When we talk about where we drink, it’s likely you may only think of two or three places: at home, at a bar or club. For some it’s at a restaurant, or a sports club.
Where we drink makes a difference. The atmosphere, the surrounding sounds, smells, people. It may determine what you drink and how much you drink.
When people describe their first foray into whisky or bourbon, it regularly turns out that it was when they were much younger at a party or raiding their parents’ alcohol cabinet. Many will describe the “burn” and being quite unwell. Some will tell you that they never wanted to touch whiskey again. But somewhere along the line, a return to the dram is made.
So where do you drink your whiskey or bourbon?
Let’s start with the obvious place, a bar or pub. Most bars, unless they are geared towards the whiskey drinker will have a limited range of drams to choose from. Not only that, but it’s also more than likely to be served in a shot glass or basic tumbler, neither of which are going to give you the best way of nosing that dram. But you are in a bar and it’s not likely you are there to have a serious whiskey tasting session. In a bar, it’s more likely that you will be with other people, it’s going to have a range of external sensory input that will maybe distract you from your dram. Music, food, laughter, shouting and all of this will make the whiskey taste different to if you were drinking it at home out of a Glencairn or similar glass designed for a deeper examination of whiskey.
Next, a little less obvious but maybe you like a dram on a flight. When we fly at altitude in a dry air conditioned space our olfactory system dries out a little and we can’t smell so well. An aircraft environment also dulls our taste buds so a whiskey at ground level may well have a little spicy note on it and you may want to add some water. At 37000 ft, this may not be the case!
If you’ve been playing around the edges of drinking whiskey, but want to get a little more serious, where do you go? Specialist bars dedicated to whiskey and bourbon are becoming more popular and with professional and knowledgeable staff on hand to advise you, they’re a great place to really delve deeper into the world of whiskey. If you aren’t sure of your whiskey profile preference, i.e., you don’t know what you do like (you’re more likely to know what you don’t like) the whiskey bartender can really help. They’ll ask questions about what you had before that you liked/didn’t like, whether you have a sweet preference or more savoury. One of the best things about going to a specialist bar is that you are only paying for one dram, not a whole bottle. It gives you the opportunity to try different drams without breaking the bank.
Many bars who specialize in bourbon/whiskey will also likely run tasting nights where a particular brand will come in and talk to you about a specific distillery and you can try various expressions from them. Again, this builds your knowledge and whiskey preferences.
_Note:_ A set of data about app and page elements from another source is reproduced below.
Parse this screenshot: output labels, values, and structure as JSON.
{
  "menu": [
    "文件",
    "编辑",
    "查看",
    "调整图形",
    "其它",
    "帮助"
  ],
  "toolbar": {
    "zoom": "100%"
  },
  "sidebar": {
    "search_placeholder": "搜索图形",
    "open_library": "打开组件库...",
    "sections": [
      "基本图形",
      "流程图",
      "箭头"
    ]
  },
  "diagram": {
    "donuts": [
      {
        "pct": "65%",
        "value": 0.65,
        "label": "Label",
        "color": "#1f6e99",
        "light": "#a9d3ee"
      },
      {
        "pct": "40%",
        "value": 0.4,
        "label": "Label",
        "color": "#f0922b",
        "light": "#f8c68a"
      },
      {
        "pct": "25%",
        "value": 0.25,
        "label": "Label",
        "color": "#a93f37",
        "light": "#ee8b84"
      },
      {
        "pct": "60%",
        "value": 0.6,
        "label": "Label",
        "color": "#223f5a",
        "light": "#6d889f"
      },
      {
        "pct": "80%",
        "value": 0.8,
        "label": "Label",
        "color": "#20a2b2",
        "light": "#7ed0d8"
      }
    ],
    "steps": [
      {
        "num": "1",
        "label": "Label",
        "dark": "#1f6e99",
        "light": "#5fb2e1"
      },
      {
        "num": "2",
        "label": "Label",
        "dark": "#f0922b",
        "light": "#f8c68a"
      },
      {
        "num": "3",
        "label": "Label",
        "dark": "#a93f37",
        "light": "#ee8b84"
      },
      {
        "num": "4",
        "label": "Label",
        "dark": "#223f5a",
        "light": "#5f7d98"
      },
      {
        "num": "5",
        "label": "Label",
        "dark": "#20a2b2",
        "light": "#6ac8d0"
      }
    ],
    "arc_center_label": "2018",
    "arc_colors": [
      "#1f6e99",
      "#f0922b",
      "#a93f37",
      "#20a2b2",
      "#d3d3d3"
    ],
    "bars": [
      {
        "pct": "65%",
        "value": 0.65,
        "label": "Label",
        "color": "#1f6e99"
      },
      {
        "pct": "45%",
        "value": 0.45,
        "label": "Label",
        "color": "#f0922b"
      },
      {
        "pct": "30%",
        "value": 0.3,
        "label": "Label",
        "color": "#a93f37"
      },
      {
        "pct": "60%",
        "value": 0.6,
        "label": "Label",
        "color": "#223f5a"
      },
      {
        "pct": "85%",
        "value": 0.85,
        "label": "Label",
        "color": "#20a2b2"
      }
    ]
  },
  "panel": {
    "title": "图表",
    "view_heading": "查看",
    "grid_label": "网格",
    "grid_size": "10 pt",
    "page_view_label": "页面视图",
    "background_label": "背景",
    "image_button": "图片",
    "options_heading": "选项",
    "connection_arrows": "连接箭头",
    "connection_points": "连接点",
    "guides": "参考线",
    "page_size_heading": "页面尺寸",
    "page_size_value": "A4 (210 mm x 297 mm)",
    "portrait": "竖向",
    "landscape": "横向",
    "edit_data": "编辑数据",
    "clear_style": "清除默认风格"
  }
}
Some of these bars may also be clubs where a membership payment is required. Is it a good investment? Well, only you can be the judge of that, but it can be a fast track into learning more about whiskey and bourbon.
Drinking at home. Well, if you’ve been around whiskey/bourbon long enough you will have a few bottles at home. You’ll probably have a selection of different glasses; a Glencairn (or ten) for nosing and taking time over analysing a new dram, or a nice heavy bottomed tumbler for when you just want that drink after one of “those” days.
Drinking at home historically may not have been looked upon in a positive light, however over the last few years, for most of the global population it was the only place we could drink. Global lockdowns had us all sat in our homes, and somehow, the whiskey and bourbon community led the charge with online tastings, virtual pubs and opened the world up (virtually). You could sit in your office or living room, drinking whiskey and chatting with people on the other side of the world, let alone the other side of town. To some extent this still happens in many places, and we hope it continues. Online dramming made whiskey more accessible to many people, and still does.
Now, you’ll note we haven’t mentioned drinking at work. Obviously for many businesses this is a big no-no, although it was quite the normal practice for a very long time. Most famously, whiskey was being poured in nearly every scene (well it felt like it) in the popular series “Mad Men”.
How many other films or shows gave whiskey at work a feature? Well, there’s Nick Offerman’s character Ron Swanson in “Parks and Recreation” who drinks Lagavulin in the show. It turned out that Offerman’s favorite dram was already Lagavulin! And The Macallan 18 makes several appearances as the preferred dram for main character Harvey Spector in “Suits”.
We’re sure you can think of other places to drink whiskey or bourbon, but some that really standout are big family and celebratory occasions. Weddings, birthdays, christenings. For something like that a special whiskey is required. Maybe something you bought many years ago for that special occasion. Something with some age on it that makes it stand out from a regular bottle.
Or maybe, something you personally own. Whiskey or bourbon from your own cask will make any celebration (or evening in front of the TV) extra special. Barrel Global is here to help you buy your own cask, perfect for any occasion.
We’re on a mission to make whiskey barrel ownership accessible to collectors worldwide. As the first ever global marketplace for whiskey barrels, you can connect with distilleries and collectors around the world to build your own portfolio. For a whiskey experience unlike any other, request access today.